**RECORDS FOR THIS TASK**

● ● ● ●

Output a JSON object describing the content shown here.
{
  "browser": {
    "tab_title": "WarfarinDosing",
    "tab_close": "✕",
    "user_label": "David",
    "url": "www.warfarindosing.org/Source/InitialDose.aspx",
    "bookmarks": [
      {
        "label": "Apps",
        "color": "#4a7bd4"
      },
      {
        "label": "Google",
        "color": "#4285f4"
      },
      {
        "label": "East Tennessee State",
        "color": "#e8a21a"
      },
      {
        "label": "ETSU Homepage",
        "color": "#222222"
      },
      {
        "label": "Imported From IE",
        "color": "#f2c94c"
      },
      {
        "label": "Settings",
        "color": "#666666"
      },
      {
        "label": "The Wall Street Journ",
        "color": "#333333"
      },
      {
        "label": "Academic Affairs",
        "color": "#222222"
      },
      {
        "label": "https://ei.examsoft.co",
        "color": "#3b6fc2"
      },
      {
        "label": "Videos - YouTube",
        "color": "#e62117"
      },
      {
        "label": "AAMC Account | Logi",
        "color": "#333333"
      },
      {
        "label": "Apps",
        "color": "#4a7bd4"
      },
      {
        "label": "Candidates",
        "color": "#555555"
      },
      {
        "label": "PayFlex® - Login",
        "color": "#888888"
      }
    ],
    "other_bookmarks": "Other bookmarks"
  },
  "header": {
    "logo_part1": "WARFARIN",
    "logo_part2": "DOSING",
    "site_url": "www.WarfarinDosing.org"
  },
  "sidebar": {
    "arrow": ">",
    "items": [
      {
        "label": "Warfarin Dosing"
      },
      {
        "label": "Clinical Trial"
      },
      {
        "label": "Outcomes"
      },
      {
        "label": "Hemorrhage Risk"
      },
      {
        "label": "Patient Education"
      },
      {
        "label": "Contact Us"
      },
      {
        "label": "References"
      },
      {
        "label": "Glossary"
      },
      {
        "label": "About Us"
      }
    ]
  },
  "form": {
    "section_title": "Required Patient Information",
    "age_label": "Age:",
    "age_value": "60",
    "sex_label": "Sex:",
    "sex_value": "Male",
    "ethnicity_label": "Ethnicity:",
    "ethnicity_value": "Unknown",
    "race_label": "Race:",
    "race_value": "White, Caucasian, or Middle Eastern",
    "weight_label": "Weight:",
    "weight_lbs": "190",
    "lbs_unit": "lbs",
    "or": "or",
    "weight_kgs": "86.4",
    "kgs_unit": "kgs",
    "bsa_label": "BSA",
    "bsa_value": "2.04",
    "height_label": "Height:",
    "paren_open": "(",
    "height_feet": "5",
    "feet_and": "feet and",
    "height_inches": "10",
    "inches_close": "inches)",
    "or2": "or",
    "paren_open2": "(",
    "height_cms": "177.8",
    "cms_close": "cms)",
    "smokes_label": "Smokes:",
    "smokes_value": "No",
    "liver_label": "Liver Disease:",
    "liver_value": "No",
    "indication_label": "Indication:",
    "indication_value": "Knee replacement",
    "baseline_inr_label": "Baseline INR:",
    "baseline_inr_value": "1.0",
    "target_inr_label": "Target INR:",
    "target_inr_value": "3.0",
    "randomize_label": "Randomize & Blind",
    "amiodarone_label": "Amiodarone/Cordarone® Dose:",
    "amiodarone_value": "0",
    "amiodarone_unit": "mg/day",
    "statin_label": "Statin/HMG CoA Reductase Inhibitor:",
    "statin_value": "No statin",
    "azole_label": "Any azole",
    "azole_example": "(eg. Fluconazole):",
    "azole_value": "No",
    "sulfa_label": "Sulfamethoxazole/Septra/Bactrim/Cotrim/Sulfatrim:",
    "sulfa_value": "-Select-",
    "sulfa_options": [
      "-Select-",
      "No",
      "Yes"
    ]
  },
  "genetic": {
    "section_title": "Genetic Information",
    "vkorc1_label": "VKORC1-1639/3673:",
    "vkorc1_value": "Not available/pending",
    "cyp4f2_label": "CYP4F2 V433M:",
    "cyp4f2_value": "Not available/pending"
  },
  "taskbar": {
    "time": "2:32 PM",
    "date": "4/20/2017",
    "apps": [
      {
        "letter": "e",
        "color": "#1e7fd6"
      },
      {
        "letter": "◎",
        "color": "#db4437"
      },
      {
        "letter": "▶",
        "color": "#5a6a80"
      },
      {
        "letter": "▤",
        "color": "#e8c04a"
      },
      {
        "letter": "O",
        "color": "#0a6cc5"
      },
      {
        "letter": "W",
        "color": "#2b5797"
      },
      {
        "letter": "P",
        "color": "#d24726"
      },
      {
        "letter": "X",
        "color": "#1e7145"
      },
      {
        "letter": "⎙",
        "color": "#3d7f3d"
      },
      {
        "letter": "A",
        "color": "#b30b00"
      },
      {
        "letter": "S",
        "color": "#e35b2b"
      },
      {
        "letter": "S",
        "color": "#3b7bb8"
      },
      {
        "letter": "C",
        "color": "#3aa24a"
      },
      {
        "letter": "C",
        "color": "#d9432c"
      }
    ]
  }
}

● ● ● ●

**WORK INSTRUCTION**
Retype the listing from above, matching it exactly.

**EXERCISE OUTPUT**
Output a JSON object describing the content shown here.
{
  "browser": {
    "tab_title": "WarfarinDosing",
    "tab_close": "✕",
    "user_label": "David",
    "url": "www.warfarindosing.org/Source/InitialDose.aspx",
    "bookmarks": [
      {
        "label": "Apps",
        "color": "#4a7bd4"
      },
      {
        "label": "Google",
        "color": "#4285f4"
      },
      {
        "label": "East Tennessee State",
        "color": "#e8a21a"
      },
      {
        "label": "ETSU Homepage",
        "color": "#222222"
      },
      {
        "label": "Imported From IE",
        "color": "#f2c94c"
      },
      {
        "label": "Settings",
        "color": "#666666"
      },
      {
        "label": "The Wall Street Journ",
        "color": "#333333"
      },
      {
        "label": "Academic Affairs",
        "color": "#222222"
      },
      {
        "label": "https://ei.examsoft.co",
        "color": "#3b6fc2"
      },
      {
        "label": "Videos - YouTube",
        "color": "#e62117"
      },
      {
        "label": "AAMC Account | Logi",
        "color": "#333333"
      },
      {
        "label": "Apps",
        "color": "#4a7bd4"
      },
      {
        "label": "Candidates",
        "color": "#555555"
      },
      {
        "label": "PayFlex® - Login",
        "color": "#888888"
      }
    ],
    "other_bookmarks": "Other bookmarks"
  },
  "header": {
    "logo_part1": "WARFARIN",
    "logo_part2": "DOSING",
    "site_url": "www.WarfarinDosing.org"
  },
  "sidebar": {
    "arrow": ">",
    "items": [
      {
        "label": "Warfarin Dosing"
      },
      {
        "label": "Clinical Trial"
      },
      {
        "label": "Outcomes"
      },
      {
        "label": "Hemorrhage Risk"
      },
      {
        "label": "Patient Education"
      },
      {
        "label": "Contact Us"
      },
      {
        "label": "References"
      },
      {
        "label": "Glossary"
      },
      {
        "label": "About Us"
      }
    ]
  },
  "form": {
    "section_title": "Required Patient Information",
    "age_label": "Age:",
    "age_value": "60",
    "sex_label": "Sex:",
    "sex_value": "Male",
    "ethnicity_label": "Ethnicity:",
    "ethnicity_value": "Unknown",
    "race_label": "Race:",
    "race_value": "White, Caucasian, or Middle Eastern",
    "weight_label": "Weight:",
    "weight_lbs": "190",
    "lbs_unit": "lbs",
    "or": "or",
    "weight_kgs": "86.4",
    "kgs_unit": "kgs",
    "bsa_label": "BSA",
    "bsa_value": "2.04",
    "height_label": "Height:",
    "paren_open": "(",
    "height_feet": "5",
    "feet_and": "feet and",
    "height_inches": "10",
    "inches_close": "inches)",
    "or2": "or",
    "paren_open2": "(",
    "height_cms": "177.8",
    "cms_close": "cms)",
    "smokes_label": "Smokes:",
    "smokes_value": "No",
    "liver_label": "Liver Disease:",
    "liver_value": "No",
    "indication_label": "Indication:",
    "indication_value": "Knee replacement",
    "baseline_inr_label": "Baseline INR:",
    "baseline_inr_value": "1.0",
    "target_inr_label": "Target INR:",
    "target_inr_value": "3.0",
    "randomize_label": "Randomize & Blind",
    "amiodarone_label": "Amiodarone/Cordarone® Dose:",
    "amiodarone_value": "0",
    "amiodarone_unit": "mg/day",
    "statin_label": "Statin/HMG CoA Reductase Inhibitor:",
    "statin_value": "No statin",
    "azole_label": "Any azole",
    "azole_example": "(eg. Fluconazole):",
    "azole_value": "No",
    "sulfa_label": "Sulfamethoxazole/Septra/Bactrim/Cotrim/Sulfatrim:",
    "sulfa_value": "-Select-",
    "sulfa_options": [
      "-Select-",
      "No",
      "Yes"
    ]
  },
  "genetic": {
    "section_title": "Genetic Information",
    "vkorc1_label": "VKORC1-1639/3673:",
    "vkorc1_value": "Not available/pending",
    "cyp4f2_label": "CYP4F2 V433M:",
    "cyp4f2_value": "Not available/pending"
  },
  "taskbar": {
    "time": "2:32 PM",
    "date": "4/20/2017",
    "apps": [
      {
        "letter": "e",
        "color": "#1e7fd6"
      },
      {
        "letter": "◎",
        "color": "#db4437"
      },
      {
        "letter": "▶",
        "color": "#5a6a80"
      },
      {
        "letter": "▤",
        "color": "#e8c04a"
      },
      {
        "letter": "O",
        "color": "#0a6cc5"
      },
      {
        "letter": "W",
        "color": "#2b5797"
      },
      {
        "letter": "P",
        "color": "#d24726"
      },
      {
        "letter": "X",
        "color": "#1e7145"
      },
      {
        "letter": "⎙",
        "color": "#3d7f3d"
      },
      {
        "letter": "A",
        "color": "#b30b00"
      },
      {
        "letter": "S",
        "color": "#e35b2b"
      },
      {
        "letter": "S",
        "color": "#3b7bb8"
      },
      {
        "letter": "C",
        "color": "#3aa24a"
      },
      {
        "letter": "C",
        "color": "#d9432c"
      }
    ]
  }
}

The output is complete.